>>>>

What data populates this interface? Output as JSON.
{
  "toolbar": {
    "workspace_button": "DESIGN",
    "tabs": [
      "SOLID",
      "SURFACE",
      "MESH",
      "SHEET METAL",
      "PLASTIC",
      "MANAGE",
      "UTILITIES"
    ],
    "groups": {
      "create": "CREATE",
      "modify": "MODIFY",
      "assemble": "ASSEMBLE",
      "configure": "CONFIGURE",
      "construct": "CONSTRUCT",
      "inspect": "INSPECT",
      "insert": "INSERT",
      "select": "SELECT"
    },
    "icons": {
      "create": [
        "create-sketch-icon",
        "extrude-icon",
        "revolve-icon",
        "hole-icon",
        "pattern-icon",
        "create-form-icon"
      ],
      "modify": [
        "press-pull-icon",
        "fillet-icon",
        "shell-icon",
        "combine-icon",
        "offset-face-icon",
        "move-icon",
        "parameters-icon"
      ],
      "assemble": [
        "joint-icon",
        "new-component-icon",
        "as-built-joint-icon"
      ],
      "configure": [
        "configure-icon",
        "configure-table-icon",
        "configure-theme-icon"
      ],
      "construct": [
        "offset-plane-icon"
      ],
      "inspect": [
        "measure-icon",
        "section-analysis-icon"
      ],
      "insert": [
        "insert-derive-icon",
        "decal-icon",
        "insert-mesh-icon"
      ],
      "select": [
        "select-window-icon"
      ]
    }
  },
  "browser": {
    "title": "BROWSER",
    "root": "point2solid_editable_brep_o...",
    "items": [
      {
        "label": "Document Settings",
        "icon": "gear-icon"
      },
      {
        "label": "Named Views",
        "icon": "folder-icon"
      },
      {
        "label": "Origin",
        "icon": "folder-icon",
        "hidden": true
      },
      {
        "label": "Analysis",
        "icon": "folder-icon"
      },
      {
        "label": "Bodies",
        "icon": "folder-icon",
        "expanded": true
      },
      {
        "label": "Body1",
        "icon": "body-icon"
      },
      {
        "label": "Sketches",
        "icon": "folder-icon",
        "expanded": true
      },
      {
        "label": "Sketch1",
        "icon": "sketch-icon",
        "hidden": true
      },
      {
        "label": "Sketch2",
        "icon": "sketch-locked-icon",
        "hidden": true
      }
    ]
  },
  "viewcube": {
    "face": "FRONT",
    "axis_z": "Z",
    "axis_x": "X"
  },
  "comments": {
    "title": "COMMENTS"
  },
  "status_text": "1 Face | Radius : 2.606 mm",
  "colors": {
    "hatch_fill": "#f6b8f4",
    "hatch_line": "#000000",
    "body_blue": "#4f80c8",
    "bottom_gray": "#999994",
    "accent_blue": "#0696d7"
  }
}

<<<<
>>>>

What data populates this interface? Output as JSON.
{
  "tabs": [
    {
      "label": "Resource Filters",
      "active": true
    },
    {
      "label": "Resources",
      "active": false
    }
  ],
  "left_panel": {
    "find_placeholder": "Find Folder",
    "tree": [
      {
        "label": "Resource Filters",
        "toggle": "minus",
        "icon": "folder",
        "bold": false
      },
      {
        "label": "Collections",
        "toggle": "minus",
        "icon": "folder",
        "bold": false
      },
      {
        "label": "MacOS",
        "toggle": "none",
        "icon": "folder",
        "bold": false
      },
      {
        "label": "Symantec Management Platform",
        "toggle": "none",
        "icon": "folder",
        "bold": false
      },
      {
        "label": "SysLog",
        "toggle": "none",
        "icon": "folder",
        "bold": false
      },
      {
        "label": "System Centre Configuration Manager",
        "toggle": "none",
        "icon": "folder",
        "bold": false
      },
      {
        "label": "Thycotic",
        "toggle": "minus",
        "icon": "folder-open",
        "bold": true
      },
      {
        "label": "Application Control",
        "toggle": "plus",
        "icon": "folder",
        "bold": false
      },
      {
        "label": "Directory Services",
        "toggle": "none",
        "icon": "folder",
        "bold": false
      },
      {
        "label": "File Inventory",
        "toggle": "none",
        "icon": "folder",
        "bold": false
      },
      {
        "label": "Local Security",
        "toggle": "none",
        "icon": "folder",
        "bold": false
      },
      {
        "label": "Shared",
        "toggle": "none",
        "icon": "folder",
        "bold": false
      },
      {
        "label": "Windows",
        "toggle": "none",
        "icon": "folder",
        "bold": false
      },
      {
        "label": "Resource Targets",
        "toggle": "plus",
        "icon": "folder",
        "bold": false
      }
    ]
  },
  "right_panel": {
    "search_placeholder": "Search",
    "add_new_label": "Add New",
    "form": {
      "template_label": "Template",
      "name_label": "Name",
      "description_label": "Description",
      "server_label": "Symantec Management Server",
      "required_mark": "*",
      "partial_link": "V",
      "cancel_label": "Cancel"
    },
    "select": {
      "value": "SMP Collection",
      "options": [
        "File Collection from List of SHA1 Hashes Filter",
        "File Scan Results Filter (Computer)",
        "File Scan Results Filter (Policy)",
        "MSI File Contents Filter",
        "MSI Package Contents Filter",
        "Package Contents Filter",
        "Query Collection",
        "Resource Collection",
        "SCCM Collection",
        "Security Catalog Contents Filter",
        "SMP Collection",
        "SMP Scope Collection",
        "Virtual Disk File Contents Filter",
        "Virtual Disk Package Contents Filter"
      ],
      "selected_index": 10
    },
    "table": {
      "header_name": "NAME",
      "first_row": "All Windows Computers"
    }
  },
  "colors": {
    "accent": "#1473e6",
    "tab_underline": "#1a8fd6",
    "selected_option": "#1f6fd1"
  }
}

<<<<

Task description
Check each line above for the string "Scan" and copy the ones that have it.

Answer to the exercise
        "File Scan Results Filter (Computer)",
        "File Scan Results Filter (Policy)",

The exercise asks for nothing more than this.